Back extensions, also called back raises, “are one of the most butchered exercises at the gym,” Galbraith says. The problem here isn’t so much the exercise itself, but how it’s typically performed. “The majority of gym-goers don’t understand that this exercise should be done in a controlled fashion,” she says. Instead, most people use momentum to raise the torso and hyperextend (over-arch) the lower portion of the spine at the top of the exercise.

Do this instead: Think of the move as a hip/butt exercise, not a back exercise. Focus on keeping a natural bend in the spine and hinging at the hip, Galbraith says. At the top of the exercise, squeeze your butt to complete the movement. “You’ll still get lower back-strengthening benefits, but you’ll also get great recruitment,” she adds.

6. Using a weightlifting belt  

A weightlifting belt is used to give your core additional support during exercises such as deadlifts. “These are only meant to be used by power lifters and Olympic lifters during their heaviest sets,” Nordin explains. During training, your back and core won’t become as strong if you always use the belt for support. It’s also controversial whether or not belts help prevent injury.

Do this instead: Before squats and deadlifts, brace your abs as if you’re about to be punched. This activates your core muscles so they can help you lift the weight.

7. Overhead kettlebell swings 

Swinging a kettlebell all the way overhead can aggravate your neck and hyperextend your lower back unless you’re very mobile in your thoracic (middle) spine — which most people aren’t, Trenteseaux says.

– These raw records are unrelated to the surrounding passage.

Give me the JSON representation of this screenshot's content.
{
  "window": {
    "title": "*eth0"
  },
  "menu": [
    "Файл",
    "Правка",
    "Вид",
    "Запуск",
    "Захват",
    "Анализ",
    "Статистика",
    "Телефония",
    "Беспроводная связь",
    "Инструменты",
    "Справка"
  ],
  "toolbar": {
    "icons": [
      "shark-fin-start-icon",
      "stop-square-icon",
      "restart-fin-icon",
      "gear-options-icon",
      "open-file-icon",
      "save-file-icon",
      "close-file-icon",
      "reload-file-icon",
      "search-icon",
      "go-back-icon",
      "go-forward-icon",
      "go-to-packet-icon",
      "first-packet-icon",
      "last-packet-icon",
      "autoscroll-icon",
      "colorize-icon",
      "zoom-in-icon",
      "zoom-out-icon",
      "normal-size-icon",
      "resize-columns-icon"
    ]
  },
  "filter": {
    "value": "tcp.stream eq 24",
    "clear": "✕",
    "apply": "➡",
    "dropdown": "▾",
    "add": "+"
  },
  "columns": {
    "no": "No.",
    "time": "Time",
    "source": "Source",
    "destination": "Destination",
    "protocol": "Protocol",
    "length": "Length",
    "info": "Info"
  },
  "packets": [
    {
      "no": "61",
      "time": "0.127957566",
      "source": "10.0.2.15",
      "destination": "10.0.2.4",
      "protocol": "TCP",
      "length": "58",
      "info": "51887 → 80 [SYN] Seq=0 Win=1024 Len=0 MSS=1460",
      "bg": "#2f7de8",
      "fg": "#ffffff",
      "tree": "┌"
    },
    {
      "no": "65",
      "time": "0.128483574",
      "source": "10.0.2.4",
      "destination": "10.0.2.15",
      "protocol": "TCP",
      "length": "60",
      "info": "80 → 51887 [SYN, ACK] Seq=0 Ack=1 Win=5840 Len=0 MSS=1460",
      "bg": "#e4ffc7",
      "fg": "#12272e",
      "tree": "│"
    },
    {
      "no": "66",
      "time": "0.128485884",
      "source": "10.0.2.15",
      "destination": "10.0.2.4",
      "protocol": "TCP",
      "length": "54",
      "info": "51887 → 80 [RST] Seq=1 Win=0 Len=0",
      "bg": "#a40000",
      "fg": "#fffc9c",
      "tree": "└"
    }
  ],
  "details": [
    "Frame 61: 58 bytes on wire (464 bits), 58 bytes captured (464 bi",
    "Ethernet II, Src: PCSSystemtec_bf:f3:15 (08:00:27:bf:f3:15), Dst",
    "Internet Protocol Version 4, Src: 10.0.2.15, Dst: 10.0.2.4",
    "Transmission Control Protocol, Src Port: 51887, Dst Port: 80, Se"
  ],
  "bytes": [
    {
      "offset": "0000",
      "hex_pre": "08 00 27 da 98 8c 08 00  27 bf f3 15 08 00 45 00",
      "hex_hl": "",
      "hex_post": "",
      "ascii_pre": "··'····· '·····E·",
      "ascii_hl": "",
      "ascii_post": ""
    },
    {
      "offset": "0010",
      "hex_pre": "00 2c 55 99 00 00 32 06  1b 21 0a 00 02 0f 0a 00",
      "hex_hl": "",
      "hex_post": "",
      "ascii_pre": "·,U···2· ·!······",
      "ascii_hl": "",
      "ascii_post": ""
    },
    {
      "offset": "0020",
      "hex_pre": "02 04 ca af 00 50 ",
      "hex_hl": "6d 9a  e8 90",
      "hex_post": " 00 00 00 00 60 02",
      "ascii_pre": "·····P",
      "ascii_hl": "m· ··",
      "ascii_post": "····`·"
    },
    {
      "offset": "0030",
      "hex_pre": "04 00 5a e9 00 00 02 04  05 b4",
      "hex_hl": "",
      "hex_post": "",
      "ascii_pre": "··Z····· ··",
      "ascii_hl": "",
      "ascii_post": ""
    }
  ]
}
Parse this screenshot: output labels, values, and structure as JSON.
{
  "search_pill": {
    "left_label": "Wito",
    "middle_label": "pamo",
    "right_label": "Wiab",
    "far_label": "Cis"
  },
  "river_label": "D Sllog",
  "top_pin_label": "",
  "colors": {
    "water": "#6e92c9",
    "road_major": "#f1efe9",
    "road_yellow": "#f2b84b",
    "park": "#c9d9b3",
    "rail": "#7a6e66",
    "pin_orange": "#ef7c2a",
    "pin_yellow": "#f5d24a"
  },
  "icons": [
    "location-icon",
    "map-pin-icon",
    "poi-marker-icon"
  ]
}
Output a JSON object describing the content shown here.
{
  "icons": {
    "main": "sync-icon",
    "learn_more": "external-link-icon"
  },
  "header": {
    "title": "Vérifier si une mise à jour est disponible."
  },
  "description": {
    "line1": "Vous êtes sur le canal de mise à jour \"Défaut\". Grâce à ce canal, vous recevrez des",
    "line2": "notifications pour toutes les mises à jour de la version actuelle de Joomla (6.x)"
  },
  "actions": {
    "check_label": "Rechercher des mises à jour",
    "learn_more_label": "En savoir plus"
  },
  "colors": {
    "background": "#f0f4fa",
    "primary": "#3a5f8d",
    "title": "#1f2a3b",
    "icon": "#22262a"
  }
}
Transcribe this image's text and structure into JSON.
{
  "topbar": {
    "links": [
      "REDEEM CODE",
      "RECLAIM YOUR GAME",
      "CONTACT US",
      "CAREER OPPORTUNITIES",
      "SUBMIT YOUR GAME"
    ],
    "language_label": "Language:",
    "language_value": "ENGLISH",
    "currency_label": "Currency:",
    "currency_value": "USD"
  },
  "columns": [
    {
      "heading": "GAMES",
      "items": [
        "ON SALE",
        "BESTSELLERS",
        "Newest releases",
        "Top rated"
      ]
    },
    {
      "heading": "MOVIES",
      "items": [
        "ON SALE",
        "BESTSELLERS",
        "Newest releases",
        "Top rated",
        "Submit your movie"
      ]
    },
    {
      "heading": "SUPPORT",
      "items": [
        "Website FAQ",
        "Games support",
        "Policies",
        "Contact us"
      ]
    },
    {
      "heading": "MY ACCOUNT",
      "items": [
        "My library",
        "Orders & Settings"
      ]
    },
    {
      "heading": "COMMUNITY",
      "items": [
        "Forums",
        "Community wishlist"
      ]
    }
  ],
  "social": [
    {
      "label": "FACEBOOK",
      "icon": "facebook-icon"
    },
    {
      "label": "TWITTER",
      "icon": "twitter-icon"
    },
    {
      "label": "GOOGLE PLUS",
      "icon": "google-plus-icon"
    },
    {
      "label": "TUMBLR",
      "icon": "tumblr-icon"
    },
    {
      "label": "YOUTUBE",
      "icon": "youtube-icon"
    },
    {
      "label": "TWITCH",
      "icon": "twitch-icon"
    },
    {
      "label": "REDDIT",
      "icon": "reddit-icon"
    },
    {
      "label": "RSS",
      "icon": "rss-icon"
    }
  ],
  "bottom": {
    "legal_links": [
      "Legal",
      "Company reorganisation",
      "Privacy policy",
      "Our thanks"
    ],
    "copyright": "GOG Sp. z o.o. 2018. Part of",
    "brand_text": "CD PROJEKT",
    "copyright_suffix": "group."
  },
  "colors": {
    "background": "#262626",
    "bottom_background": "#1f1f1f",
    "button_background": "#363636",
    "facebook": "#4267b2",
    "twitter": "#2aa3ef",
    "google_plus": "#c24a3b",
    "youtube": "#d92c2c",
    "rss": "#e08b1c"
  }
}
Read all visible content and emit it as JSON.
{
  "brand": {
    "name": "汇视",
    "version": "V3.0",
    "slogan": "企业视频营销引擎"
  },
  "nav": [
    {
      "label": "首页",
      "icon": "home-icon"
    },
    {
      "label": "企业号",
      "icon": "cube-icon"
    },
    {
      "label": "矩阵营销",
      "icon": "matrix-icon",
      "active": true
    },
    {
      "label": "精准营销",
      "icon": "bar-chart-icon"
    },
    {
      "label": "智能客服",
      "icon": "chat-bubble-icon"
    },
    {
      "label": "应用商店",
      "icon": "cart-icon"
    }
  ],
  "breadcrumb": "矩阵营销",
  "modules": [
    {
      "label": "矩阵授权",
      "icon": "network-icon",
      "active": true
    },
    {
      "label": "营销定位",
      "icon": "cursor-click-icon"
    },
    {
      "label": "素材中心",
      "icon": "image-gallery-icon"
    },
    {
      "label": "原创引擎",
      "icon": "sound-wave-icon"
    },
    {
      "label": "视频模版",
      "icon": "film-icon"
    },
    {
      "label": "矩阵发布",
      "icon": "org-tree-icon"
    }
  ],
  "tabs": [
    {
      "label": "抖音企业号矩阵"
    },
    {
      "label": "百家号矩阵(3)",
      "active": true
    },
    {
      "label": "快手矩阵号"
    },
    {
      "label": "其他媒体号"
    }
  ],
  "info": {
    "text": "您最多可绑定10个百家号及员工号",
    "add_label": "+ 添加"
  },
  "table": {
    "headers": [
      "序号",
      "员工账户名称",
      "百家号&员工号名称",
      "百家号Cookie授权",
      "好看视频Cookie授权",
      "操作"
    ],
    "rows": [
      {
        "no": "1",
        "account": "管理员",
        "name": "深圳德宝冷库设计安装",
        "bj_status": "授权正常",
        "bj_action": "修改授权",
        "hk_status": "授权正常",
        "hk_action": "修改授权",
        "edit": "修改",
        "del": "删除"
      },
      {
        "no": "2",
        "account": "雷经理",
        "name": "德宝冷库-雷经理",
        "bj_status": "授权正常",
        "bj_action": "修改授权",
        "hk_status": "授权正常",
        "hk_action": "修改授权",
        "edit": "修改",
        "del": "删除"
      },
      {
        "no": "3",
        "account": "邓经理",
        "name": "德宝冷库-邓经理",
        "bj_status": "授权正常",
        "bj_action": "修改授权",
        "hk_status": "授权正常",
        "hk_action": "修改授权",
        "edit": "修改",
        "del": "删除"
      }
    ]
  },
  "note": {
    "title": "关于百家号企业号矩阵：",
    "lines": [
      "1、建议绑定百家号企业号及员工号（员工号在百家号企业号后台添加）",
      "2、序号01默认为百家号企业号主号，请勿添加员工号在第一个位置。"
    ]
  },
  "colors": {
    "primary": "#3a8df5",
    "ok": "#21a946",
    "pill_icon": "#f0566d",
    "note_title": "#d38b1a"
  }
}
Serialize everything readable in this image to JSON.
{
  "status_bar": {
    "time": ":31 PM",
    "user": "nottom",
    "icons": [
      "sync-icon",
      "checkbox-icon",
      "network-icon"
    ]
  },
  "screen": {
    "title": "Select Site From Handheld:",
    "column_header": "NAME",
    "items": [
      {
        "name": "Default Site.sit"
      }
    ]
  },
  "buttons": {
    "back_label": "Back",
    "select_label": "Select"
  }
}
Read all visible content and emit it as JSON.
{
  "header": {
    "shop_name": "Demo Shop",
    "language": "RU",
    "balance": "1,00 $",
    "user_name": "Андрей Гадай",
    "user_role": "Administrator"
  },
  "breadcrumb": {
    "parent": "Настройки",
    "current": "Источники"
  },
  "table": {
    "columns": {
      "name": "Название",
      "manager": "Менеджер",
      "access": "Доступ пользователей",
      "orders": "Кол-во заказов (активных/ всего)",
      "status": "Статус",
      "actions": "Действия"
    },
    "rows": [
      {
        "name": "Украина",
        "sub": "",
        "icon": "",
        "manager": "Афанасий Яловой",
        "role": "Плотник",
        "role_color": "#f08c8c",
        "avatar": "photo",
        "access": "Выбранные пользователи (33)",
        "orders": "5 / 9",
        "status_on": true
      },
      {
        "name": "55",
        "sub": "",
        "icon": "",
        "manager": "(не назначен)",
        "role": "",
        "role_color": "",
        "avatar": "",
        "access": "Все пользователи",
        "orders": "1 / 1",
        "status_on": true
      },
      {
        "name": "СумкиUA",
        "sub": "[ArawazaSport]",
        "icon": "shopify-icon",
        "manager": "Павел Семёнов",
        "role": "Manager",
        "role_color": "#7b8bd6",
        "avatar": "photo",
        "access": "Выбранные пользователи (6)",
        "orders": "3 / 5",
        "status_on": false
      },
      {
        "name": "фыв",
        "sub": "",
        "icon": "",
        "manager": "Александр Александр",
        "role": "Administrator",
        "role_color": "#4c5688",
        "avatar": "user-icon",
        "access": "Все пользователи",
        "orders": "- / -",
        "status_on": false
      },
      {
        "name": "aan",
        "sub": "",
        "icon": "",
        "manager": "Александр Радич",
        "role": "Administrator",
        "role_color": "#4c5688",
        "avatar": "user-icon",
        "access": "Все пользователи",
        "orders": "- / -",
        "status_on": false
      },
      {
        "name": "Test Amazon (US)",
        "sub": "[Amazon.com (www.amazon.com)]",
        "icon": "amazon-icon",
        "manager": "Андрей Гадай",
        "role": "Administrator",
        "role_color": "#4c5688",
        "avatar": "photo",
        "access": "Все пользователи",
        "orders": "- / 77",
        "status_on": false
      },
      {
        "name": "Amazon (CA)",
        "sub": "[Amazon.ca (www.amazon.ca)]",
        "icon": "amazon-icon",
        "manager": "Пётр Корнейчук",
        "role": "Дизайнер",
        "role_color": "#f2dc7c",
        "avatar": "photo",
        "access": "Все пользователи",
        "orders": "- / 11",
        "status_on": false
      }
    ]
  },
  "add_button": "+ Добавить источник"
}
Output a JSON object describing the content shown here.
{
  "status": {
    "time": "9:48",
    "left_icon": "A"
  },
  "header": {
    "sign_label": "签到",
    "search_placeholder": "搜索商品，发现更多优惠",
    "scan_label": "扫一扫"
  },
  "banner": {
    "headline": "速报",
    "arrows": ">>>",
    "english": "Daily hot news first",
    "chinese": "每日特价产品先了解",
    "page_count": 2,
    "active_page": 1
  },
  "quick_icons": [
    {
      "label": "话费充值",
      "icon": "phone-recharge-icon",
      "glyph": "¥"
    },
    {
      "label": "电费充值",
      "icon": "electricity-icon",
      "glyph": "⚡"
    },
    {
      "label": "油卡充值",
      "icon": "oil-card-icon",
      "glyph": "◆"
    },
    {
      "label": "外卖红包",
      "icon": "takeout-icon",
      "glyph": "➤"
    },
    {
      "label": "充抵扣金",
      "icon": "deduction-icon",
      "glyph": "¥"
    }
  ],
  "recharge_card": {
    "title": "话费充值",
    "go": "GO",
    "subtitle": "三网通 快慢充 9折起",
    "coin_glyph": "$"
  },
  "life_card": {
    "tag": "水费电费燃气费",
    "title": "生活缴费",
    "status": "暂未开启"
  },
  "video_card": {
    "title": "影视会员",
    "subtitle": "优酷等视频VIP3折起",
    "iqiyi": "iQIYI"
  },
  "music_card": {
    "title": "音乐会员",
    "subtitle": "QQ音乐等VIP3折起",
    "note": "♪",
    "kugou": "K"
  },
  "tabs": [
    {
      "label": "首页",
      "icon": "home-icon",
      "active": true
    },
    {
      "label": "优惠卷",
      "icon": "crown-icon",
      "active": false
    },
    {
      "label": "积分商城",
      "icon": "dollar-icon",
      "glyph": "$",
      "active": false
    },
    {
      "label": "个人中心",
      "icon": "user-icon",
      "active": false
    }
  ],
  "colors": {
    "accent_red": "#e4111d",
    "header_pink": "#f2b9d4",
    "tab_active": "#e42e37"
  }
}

Do this instead: Swing the kettlebell to chest-height, and work to improve your thoracic spinal mobility (often called T-spine mobility) with drills. (There are many effective drills to choose from.)









What are your thoughts?